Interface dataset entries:
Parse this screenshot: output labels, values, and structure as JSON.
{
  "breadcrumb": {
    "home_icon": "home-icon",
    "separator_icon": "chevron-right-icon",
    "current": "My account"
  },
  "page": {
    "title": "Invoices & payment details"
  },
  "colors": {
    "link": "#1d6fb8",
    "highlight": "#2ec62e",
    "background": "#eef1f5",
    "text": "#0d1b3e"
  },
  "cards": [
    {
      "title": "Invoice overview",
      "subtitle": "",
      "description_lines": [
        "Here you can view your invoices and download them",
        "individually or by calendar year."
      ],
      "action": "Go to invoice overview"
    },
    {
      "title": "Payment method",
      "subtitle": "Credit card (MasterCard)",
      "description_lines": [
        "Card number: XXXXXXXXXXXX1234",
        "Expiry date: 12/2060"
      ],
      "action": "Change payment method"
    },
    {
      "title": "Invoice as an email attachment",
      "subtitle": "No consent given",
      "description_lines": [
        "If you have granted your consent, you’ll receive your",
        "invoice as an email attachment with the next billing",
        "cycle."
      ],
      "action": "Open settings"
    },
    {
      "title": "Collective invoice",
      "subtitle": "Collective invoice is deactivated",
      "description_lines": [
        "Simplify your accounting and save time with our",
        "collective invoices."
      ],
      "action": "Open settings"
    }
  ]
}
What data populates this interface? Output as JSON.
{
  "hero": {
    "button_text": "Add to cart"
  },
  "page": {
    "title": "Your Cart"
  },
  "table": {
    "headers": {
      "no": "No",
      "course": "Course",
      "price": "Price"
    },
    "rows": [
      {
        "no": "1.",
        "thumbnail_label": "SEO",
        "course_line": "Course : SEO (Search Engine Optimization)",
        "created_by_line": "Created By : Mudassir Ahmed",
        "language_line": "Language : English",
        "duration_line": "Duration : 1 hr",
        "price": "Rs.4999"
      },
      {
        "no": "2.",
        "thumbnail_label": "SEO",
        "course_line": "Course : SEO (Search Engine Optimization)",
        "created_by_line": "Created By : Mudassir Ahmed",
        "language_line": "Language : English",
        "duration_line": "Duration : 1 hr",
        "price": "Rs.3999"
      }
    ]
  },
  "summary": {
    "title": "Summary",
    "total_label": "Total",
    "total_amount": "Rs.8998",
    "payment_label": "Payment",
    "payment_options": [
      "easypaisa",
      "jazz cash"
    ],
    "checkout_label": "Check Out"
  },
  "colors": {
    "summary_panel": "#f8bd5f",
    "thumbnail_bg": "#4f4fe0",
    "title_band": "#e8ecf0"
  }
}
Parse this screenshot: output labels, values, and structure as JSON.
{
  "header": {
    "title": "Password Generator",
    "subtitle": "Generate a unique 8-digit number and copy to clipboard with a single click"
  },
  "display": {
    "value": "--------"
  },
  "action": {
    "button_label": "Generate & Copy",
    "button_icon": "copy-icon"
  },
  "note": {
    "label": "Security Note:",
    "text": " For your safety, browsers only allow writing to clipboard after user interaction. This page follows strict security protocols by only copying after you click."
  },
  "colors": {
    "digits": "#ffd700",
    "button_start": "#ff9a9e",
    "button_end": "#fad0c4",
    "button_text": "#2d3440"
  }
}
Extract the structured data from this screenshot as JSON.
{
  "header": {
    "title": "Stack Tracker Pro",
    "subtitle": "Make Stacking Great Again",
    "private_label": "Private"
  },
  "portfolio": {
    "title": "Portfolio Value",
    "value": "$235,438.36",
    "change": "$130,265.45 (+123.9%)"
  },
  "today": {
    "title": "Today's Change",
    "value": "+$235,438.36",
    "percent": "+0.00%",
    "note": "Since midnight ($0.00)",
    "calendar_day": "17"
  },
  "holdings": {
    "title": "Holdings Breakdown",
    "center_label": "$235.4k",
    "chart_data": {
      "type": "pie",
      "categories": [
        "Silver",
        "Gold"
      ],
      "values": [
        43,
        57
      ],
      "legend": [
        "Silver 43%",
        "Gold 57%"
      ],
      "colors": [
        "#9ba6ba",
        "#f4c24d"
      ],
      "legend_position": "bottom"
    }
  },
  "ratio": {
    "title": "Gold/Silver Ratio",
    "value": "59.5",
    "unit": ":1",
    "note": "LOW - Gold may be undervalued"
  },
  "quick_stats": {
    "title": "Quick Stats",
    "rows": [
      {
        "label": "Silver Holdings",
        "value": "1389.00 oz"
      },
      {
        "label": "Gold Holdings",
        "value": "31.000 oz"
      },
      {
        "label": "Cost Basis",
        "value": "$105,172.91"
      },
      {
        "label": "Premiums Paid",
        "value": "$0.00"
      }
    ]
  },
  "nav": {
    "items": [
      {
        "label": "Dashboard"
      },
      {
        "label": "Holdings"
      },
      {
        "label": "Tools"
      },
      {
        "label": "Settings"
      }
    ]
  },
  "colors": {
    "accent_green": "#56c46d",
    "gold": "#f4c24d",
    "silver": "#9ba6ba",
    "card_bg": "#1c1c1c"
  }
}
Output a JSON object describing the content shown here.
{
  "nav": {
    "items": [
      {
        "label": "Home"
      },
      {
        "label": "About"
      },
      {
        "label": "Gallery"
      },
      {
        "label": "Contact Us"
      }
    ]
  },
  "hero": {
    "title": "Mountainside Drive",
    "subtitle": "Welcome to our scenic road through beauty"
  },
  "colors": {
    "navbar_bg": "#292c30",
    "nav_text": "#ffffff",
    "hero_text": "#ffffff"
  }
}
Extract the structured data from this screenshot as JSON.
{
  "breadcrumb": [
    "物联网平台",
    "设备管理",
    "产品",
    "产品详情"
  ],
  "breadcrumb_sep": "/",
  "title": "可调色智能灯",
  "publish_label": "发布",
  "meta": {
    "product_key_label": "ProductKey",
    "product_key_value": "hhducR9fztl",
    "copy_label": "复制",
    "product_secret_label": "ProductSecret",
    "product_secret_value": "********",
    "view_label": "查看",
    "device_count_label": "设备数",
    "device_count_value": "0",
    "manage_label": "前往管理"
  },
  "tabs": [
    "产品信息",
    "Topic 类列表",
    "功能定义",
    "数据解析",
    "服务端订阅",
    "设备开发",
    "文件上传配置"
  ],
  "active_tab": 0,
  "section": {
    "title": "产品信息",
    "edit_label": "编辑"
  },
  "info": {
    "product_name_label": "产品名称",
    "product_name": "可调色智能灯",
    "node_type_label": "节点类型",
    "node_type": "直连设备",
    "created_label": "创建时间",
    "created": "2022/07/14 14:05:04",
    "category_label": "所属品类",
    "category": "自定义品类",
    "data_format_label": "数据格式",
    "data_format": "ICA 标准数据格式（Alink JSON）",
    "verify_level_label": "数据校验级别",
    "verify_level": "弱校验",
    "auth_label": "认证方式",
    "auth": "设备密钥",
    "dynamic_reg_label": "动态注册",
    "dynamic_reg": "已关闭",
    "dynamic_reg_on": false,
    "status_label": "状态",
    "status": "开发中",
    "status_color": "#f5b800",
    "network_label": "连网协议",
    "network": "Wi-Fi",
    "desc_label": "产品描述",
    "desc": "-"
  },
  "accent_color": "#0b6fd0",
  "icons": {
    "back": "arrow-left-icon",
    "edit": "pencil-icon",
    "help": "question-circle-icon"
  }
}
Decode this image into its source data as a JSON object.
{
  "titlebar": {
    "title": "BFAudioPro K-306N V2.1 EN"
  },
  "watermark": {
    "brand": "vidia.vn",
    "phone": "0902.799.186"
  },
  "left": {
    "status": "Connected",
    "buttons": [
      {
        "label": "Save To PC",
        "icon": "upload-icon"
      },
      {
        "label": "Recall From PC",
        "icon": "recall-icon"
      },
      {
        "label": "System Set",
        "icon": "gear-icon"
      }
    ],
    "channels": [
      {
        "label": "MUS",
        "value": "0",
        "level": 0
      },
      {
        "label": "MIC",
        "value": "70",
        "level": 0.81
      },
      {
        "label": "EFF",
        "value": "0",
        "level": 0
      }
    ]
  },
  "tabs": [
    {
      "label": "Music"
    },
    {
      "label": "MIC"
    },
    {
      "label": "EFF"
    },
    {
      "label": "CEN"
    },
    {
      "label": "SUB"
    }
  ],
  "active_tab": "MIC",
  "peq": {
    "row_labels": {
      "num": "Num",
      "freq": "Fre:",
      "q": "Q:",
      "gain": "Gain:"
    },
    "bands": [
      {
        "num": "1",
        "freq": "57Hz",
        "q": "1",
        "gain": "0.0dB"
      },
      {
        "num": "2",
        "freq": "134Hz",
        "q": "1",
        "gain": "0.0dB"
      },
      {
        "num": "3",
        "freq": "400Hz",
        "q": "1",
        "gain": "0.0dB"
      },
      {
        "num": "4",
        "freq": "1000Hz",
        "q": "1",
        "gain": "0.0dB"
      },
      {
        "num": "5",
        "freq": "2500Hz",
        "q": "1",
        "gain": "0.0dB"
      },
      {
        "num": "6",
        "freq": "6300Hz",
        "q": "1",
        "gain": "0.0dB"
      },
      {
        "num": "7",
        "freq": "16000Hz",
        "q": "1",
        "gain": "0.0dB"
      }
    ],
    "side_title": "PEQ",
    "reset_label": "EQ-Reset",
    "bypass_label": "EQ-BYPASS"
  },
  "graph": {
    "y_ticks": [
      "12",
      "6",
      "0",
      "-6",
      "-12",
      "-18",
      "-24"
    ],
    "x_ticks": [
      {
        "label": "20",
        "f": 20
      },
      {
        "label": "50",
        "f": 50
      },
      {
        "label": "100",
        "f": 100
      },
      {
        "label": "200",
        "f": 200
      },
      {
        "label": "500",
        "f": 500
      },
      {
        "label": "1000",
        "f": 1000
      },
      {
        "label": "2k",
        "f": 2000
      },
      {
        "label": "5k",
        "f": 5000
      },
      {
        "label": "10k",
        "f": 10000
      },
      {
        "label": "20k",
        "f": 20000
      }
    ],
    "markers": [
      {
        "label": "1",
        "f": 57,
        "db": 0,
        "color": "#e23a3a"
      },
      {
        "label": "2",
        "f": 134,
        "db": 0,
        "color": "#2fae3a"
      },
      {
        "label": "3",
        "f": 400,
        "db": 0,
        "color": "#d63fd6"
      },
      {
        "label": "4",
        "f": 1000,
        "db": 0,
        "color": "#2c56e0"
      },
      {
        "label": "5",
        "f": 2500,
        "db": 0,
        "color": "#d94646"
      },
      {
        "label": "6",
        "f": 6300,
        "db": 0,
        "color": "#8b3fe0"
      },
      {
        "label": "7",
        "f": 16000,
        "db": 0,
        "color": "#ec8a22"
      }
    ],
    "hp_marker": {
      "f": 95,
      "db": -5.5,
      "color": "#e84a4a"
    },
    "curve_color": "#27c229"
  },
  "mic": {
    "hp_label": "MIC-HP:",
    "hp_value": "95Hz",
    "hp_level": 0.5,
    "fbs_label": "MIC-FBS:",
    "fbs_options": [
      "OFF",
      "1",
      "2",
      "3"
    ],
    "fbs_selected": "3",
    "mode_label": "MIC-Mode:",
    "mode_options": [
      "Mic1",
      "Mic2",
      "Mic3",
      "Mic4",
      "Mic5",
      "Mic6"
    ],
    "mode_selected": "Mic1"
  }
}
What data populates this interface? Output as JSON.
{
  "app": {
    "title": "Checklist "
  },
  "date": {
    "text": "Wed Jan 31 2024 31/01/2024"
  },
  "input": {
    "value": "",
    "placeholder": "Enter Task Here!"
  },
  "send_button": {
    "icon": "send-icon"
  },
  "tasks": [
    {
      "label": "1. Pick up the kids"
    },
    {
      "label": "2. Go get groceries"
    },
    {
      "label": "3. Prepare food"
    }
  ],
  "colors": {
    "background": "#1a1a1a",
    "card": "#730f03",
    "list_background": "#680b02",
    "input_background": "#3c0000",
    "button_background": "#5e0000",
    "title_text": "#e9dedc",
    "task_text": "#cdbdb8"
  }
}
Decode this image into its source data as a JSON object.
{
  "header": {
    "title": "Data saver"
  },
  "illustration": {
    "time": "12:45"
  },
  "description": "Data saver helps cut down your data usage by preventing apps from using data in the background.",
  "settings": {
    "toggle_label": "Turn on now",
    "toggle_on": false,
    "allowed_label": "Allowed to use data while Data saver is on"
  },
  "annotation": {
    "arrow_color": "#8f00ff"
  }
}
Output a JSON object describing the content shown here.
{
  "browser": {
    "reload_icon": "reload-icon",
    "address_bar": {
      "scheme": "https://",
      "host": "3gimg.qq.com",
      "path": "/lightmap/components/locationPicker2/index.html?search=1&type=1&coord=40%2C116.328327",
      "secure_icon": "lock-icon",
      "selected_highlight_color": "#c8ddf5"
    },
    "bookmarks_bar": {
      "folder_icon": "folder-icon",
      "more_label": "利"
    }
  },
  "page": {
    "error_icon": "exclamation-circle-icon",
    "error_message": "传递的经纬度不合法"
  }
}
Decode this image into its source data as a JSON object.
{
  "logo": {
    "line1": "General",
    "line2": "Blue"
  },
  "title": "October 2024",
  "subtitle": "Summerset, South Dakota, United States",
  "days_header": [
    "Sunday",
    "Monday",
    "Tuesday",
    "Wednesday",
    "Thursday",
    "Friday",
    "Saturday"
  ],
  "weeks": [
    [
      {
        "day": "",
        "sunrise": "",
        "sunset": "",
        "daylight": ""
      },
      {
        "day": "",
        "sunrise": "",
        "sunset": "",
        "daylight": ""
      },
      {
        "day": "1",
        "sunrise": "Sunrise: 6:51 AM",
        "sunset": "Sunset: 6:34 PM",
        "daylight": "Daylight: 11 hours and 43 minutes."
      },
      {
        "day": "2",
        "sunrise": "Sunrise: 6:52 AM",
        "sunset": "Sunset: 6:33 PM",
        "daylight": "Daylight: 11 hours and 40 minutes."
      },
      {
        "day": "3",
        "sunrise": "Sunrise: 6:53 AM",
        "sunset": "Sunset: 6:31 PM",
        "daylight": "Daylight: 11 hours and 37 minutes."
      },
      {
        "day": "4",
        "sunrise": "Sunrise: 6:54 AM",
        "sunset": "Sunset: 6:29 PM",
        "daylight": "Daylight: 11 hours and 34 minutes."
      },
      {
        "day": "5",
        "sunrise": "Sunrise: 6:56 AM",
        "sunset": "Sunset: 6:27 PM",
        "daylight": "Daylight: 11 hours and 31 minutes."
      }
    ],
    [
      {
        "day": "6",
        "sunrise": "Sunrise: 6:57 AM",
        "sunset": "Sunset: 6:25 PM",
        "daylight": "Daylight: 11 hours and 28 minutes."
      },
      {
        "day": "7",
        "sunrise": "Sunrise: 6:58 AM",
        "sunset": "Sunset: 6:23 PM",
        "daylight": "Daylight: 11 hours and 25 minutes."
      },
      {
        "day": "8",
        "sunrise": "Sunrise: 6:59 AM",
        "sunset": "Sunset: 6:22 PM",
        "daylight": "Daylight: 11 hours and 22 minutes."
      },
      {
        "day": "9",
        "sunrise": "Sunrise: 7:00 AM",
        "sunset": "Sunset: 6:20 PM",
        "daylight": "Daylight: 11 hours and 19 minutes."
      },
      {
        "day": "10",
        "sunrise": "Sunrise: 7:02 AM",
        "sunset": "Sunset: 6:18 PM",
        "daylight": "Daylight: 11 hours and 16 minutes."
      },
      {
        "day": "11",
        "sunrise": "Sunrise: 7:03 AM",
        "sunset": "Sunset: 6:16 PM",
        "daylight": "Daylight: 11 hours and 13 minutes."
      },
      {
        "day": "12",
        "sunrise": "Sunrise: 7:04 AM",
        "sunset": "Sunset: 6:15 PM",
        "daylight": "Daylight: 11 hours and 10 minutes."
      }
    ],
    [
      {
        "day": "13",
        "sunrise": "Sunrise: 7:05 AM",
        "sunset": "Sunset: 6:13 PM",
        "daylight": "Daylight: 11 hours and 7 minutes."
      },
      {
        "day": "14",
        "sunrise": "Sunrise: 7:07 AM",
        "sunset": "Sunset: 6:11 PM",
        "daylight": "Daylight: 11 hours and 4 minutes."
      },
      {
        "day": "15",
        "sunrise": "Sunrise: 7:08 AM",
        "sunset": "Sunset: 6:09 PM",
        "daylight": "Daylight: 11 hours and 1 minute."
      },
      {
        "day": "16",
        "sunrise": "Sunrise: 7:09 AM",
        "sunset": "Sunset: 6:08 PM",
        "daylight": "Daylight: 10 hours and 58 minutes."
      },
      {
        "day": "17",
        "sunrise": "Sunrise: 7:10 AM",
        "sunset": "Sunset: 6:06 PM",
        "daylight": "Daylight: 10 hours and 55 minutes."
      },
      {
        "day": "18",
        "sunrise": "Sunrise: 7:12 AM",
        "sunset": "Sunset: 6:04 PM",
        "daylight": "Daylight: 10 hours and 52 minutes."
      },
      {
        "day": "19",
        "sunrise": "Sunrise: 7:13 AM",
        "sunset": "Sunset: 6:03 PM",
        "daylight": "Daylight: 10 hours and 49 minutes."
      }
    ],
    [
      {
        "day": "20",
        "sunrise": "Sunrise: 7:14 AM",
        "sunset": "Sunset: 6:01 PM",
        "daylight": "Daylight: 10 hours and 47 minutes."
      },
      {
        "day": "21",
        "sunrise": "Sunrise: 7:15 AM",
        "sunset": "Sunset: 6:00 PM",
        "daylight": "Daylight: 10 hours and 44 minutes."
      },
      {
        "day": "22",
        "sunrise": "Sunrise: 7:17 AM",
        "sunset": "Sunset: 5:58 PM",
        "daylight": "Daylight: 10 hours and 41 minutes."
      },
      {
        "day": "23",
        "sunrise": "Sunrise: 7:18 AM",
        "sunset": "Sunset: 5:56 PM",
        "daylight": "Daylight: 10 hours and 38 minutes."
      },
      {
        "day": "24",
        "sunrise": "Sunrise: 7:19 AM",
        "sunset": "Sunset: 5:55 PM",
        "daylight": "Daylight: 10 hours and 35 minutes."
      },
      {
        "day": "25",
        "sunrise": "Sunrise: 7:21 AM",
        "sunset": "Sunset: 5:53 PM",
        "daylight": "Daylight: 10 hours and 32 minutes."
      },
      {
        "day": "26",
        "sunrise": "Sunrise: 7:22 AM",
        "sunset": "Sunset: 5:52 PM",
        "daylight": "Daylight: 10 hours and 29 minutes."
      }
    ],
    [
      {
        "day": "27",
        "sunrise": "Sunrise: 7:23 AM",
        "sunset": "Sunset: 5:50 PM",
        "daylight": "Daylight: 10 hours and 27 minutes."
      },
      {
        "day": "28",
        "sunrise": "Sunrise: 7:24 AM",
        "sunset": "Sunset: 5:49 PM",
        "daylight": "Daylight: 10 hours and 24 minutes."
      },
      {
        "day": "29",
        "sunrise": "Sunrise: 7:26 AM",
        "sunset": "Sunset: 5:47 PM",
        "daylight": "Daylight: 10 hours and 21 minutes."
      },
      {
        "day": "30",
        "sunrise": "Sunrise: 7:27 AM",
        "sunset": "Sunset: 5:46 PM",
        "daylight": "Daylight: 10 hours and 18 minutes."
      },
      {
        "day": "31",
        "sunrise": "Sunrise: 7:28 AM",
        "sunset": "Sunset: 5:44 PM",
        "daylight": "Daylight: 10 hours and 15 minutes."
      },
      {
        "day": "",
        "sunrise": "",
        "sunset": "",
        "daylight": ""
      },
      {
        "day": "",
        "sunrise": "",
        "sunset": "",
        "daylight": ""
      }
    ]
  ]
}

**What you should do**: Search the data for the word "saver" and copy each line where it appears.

**Expected output**:
    "title": "Data saver"
  "description": "Data saver helps cut down your data usage by preventing apps from using data in the background.",
    "allowed_label": "Allowed to use data while Data saver is on"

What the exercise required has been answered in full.